During the Civil War, Owen enlisted at New York City as a private in 1861, served for 30 days with the 7th Regiment, and mustered out with his company at the expiration of his enlistment. The Daily Argus notes that he went with his regiment to Washington, D.C., and was with the first Union troops to occupy Confederate territory. He re-enlisted as a private at New York City on May 25, 1862, returning to Company H of the 7th Regiment’s National Guard, and mustered out with his company at New York City on September 5, 1862. According to the Veterans Schedule of 1890, which confirms his Army service, he then enlisted in the United States Navy as an assistant paymaster on September 30, 1862, and served onboard the USS Arletta until October 8, 1863. Owen’s Navy pension records show that he was assigned to the Mortar Flotilla and also saw service on the William Bacon, Matthew Vassar, and the T.A. Ward. At the time of his enlistment, Owen was a clerk who was 5′ 7½” tall with blue eyes, dark brown hair, dark complexion, and scar on left side of face caused by a cut when he was a child. On January 17, 1865, Owen married Mary Lavinia Brooks in New York City. The Daily Argus notes that Owen often recalled seeing President Abraham Lincoln face to face crossing the long bridge over the Potomac, a memory that recurred when the 7th Regiment formed the honor guard as the slain President was lying in state at New York’s City Hall; Owen coincidentally stood at the head of Lincoln’s casket.
At the time of the 1900 federal census and the 1905 New York State census, Owen lived in Manhattan; his wife died in Woodstock, Vermont, in July 1901. He applied for and received a pension from the Navy in 1911, certificate 40,695; Edward L. Owen, his brother, signed his documents as his lawyer. Anecdotally, his pension records note that his original birth record was noted on his family’s Bible which had been stolen and never recovered. As per his obituary in the New York Tribune, which confirms his Civil War service, he was a partner in the dry goods firm of Brown, Draper & Owen in Manhattan. The obituary notes that he died at the Trinity Rectory, the home of his son, the Reverend William Owen, Jr., who was rector of that church; his funeral was held at Trinity Church in Mount Vernon. His last residence was 324 South 3rd Avenue in Mount Vernon, New York. His death was attributed to kidney disease. Section 32, lot 2969.

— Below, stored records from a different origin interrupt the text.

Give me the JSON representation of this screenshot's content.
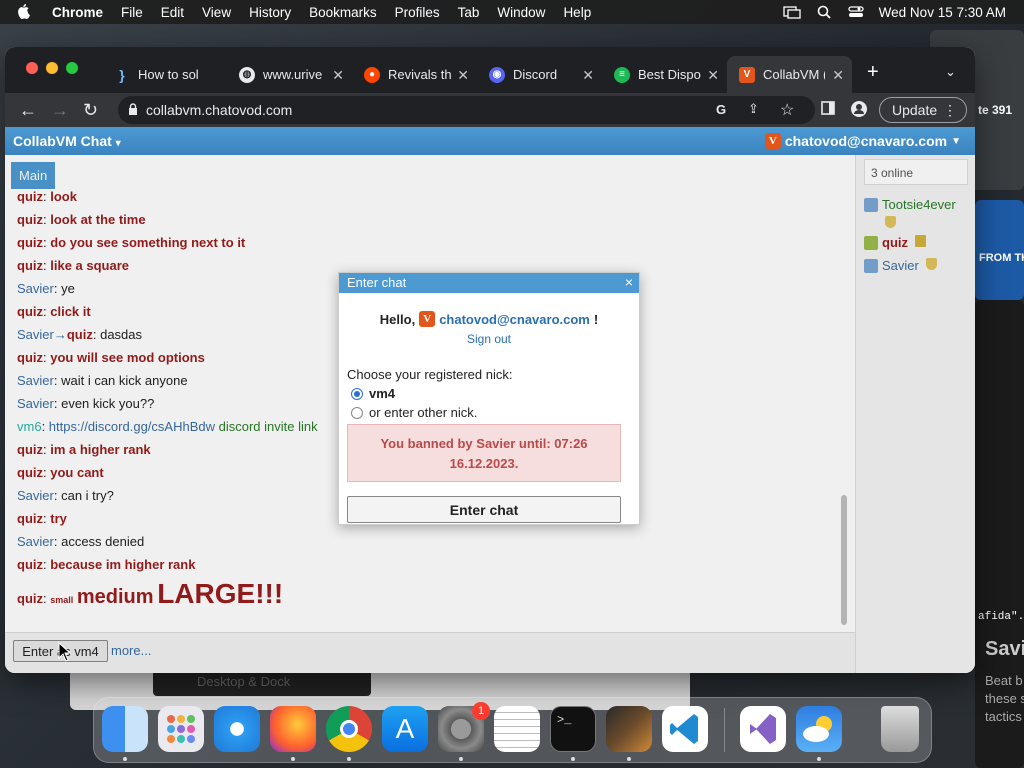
{
  "menubar": {
    "app": "Chrome",
    "items": [
      "File",
      "Edit",
      "View",
      "History",
      "Bookmarks",
      "Profiles",
      "Tab",
      "Window",
      "Help"
    ],
    "datetime": "Wed Nov 15  7:30 AM"
  },
  "background": {
    "right_number": "te 391",
    "from_text": "FROM TH",
    "code_snippet": "afida\".",
    "heading": "Savi",
    "lines": [
      "Beat b",
      "these s",
      "tactics"
    ],
    "desktop_dock": "Desktop & Dock"
  },
  "browser": {
    "tabs": [
      {
        "label": "How to sol",
        "icon": "bracket-icon"
      },
      {
        "label": "www.urive",
        "icon": "globe-icon"
      },
      {
        "label": "Revivals th",
        "icon": "reddit-icon"
      },
      {
        "label": "Discord",
        "icon": "discord-icon"
      },
      {
        "label": "Best Dispo",
        "icon": "spotify-icon"
      },
      {
        "label": "CollabVM (",
        "icon": "collabvm-icon"
      }
    ],
    "url": "collabvm.chatovod.com",
    "update_label": "Update"
  },
  "page": {
    "brand": "CollabVM Chat",
    "brand_caret": "▾",
    "user_email": "chatovod@cnavaro.com",
    "main_tab": "Main",
    "online_count": "3 online",
    "users": [
      {
        "name": "Tootsie4ever",
        "color": "#2a7d2a",
        "badge": "shield"
      },
      {
        "name": "quiz",
        "color": "#9b1d1d",
        "badge": "crown"
      },
      {
        "name": "Savier",
        "color": "#3a6ea5",
        "badge": "shield"
      }
    ],
    "messages": [
      {
        "author": "quiz",
        "sep": ": ",
        "text": "look"
      },
      {
        "author": "quiz",
        "sep": ": ",
        "text": "look at the time"
      },
      {
        "author": "quiz",
        "sep": ": ",
        "text": "do you see something next to it"
      },
      {
        "author": "quiz",
        "sep": ": ",
        "text": "like a square"
      },
      {
        "author": "Savier",
        "sep": ": ",
        "text": "ye"
      },
      {
        "author": "quiz",
        "sep": ": ",
        "text": "click it"
      },
      {
        "author": "Savier",
        "arrow": "→",
        "to": "quiz",
        "sep": ": ",
        "text": "dasdas"
      },
      {
        "author": "quiz",
        "sep": ": ",
        "text": "you will see mod options"
      },
      {
        "author": "Savier",
        "sep": ": ",
        "text": "wait i can kick anyone"
      },
      {
        "author": "Savier",
        "sep": ": ",
        "text": "even kick you??"
      },
      {
        "author": "vm6",
        "sep": ": ",
        "link": "https://discord.gg/csAHhBdw",
        "text": " discord invite link"
      },
      {
        "author": "quiz",
        "sep": ": ",
        "text": "im a higher rank"
      },
      {
        "author": "quiz",
        "sep": ": ",
        "text": "you cant"
      },
      {
        "author": "Savier",
        "sep": ": ",
        "text": "can i try?"
      },
      {
        "author": "quiz",
        "sep": ": ",
        "text": "try"
      },
      {
        "author": "Savier",
        "sep": ": ",
        "text": "access denied"
      },
      {
        "author": "quiz",
        "sep": ": ",
        "text": "because im higher rank"
      }
    ],
    "last_message": {
      "author": "quiz",
      "sep": ": ",
      "small": "small",
      "medium": "medium",
      "large": "LARGE!!!"
    },
    "enter_button": "Enter as vm4",
    "more_link": "more..."
  },
  "dialog": {
    "title": "Enter chat",
    "close": "×",
    "hello": "Hello,",
    "email": "chatovod@cnavaro.com",
    "exclaim": "!",
    "signout": "Sign out",
    "choose": "Choose your registered nick:",
    "option_nick": "vm4",
    "option_other": "or enter other nick.",
    "ban_message": "You banned by Savier until: 07:26 16.12.2023.",
    "enter_button": "Enter chat"
  },
  "dock": {
    "apps": [
      "finder-icon",
      "launchpad-icon",
      "safari-icon",
      "firefox-icon",
      "chrome-icon",
      "appstore-icon",
      "settings-icon",
      "textedit-icon",
      "terminal-icon",
      "garageband-icon",
      "vscode-icon",
      "visualstudio-icon",
      "weather-icon",
      "trash-icon"
    ],
    "settings_badge": "1"
  }
}
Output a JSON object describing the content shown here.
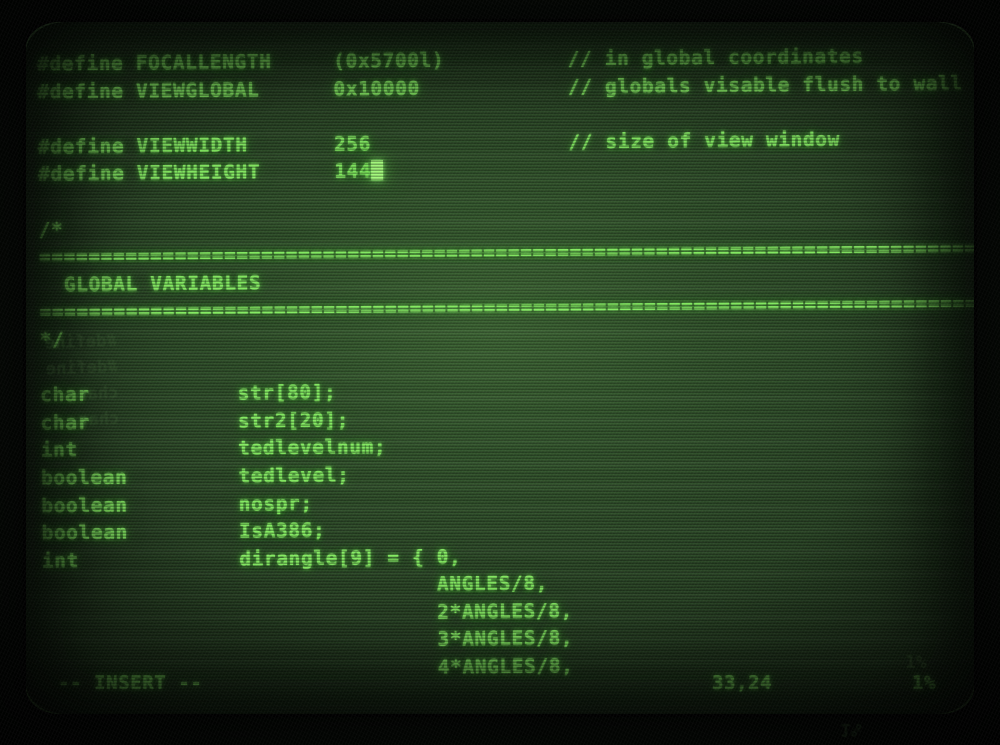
{
  "terminal": {
    "title": "CRT terminal - vim",
    "colors": {
      "phosphor": "#86ee63",
      "screen_bg": "#2f4d2a",
      "bezel": "#030503",
      "cursor": "#a9ff80"
    }
  },
  "editor": {
    "mode_label": "-- INSERT --",
    "cursor_position": "33,24",
    "scroll_percent": "1%",
    "lines": [
      "#define FOCALLENGTH     (0x5700l)          // in global coordinates",
      "#define VIEWGLOBAL      0x10000            // globals visable flush to wall",
      "",
      "#define VIEWWIDTH       256                // size of view window",
      "#define VIEWHEIGHT      144"
    ],
    "comment_block": {
      "open": "/*",
      "rule_top": "=============================================================================",
      "heading": "  GLOBAL VARIABLES",
      "rule_bottom": "=============================================================================",
      "close": "*/"
    },
    "declarations": [
      "char            str[80];",
      "char            str2[20];",
      "int             tedlevelnum;",
      "boolean         tedlevel;",
      "boolean         nospr;",
      "boolean         IsA386;",
      "int             dirangle[9] = { 0,",
      "                                ANGLES/8,",
      "                                2*ANGLES/8,",
      "                                3*ANGLES/8,",
      "                                4*ANGLES/8,"
    ],
    "ghost_reflection": {
      "left": "#define\n#define\nchar\nchar",
      "bottom": "1%",
      "right": "1%"
    }
  }
}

OXLEY, JAMES G. (or S.) (1833-1862). Private, 48th New York Infantry, Company I. A native of Bristol, England, Oxley was an accountant for the A.T. Stewart Dry Goods Company (later Wanamaker’s) and resided at 103 Degraw Street in Brooklyn when he enlisted as a private on November 22, 1861, at New York City. He was 5′ 3½” tall with hazel eyes, brown hair and a light complexion. Four days after his enlistment, he mustered into the 48th New York and according to family lore assisted the colonel of his regiment, possibly as a clerk. He died of typhoid fever on June 8, 1862, at Fort Pulaski, Georgia, the same day that his colonel succumbed to disease there. His widow, Susannah Oxley, applied for and received a pension, certificate 324,496, as did his minor children in 1896, certificate 223,435. Section 35, lot 5275.